App and web page records
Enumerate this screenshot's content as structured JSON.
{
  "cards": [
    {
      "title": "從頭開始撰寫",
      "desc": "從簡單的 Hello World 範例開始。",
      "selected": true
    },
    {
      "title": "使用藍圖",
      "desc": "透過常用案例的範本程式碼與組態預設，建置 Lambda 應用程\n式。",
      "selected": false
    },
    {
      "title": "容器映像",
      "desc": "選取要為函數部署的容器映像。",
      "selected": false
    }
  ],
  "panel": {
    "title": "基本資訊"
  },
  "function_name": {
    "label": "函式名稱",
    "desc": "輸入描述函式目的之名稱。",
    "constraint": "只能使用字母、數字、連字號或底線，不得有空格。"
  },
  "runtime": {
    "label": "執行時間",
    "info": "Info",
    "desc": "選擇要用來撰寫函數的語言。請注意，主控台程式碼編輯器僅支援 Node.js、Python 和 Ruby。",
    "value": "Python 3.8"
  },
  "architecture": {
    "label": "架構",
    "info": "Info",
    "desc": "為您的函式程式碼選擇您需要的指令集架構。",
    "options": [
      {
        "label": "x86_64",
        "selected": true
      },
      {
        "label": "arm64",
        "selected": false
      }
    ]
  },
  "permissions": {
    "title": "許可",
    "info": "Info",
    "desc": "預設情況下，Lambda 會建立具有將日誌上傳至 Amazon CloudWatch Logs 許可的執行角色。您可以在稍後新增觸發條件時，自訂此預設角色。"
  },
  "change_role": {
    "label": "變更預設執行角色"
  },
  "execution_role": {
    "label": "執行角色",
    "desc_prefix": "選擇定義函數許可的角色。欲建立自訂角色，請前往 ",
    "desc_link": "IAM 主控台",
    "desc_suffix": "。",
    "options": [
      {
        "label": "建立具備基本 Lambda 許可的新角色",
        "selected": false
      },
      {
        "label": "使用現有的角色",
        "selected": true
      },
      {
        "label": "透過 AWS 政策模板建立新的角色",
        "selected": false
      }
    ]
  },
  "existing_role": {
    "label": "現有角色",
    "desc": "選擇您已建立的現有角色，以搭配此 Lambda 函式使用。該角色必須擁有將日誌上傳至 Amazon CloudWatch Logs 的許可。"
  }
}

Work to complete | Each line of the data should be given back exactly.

Answer to this task |
Enumerate this screenshot's content as structured JSON.
{
  "cards": [
    {
      "title": "從頭開始撰寫",
      "desc": "從簡單的 Hello World 範例開始。",
      "selected": true
    },
    {
      "title": "使用藍圖",
      "desc": "透過常用案例的範本程式碼與組態預設，建置 Lambda 應用程\n式。",
      "selected": false
    },
    {
      "title": "容器映像",
      "desc": "選取要為函數部署的容器映像。",
      "selected": false
    }
  ],
  "panel": {
    "title": "基本資訊"
  },
  "function_name": {
    "label": "函式名稱",
    "desc": "輸入描述函式目的之名稱。",
    "constraint": "只能使用字母、數字、連字號或底線，不得有空格。"
  },
  "runtime": {
    "label": "執行時間",
    "info": "Info",
    "desc": "選擇要用來撰寫函數的語言。請注意，主控台程式碼編輯器僅支援 Node.js、Python 和 Ruby。",
    "value": "Python 3.8"
  },
  "architecture": {
    "label": "架構",
    "info": "Info",
    "desc": "為您的函式程式碼選擇您需要的指令集架構。",
    "options": [
      {
        "label": "x86_64",
        "selected": true
      },
      {
        "label": "arm64",
        "selected": false
      }
    ]
  },
  "permissions": {
    "title": "許可",
    "info": "Info",
    "desc": "預設情況下，Lambda 會建立具有將日誌上傳至 Amazon CloudWatch Logs 許可的執行角色。您可以在稍後新增觸發條件時，自訂此預設角色。"
  },
  "change_role": {
    "label": "變更預設執行角色"
  },
  "execution_role": {
    "label": "執行角色",
    "desc_prefix": "選擇定義函數許可的角色。欲建立自訂角色，請前往 ",
    "desc_link": "IAM 主控台",
    "desc_suffix": "。",
    "options": [
      {
        "label": "建立具備基本 Lambda 許可的新角色",
        "selected": false
      },
      {
        "label": "使用現有的角色",
        "selected": true
      },
      {
        "label": "透過 AWS 政策模板建立新的角色",
        "selected": false
      }
    ]
  },
  "existing_role": {
    "label": "現有角色",
    "desc": "選擇您已建立的現有角色，以搭配此 Lambda 函式使用。該角色必須擁有將日誌上傳至 Amazon CloudWatch Logs 的許可。"
  }
}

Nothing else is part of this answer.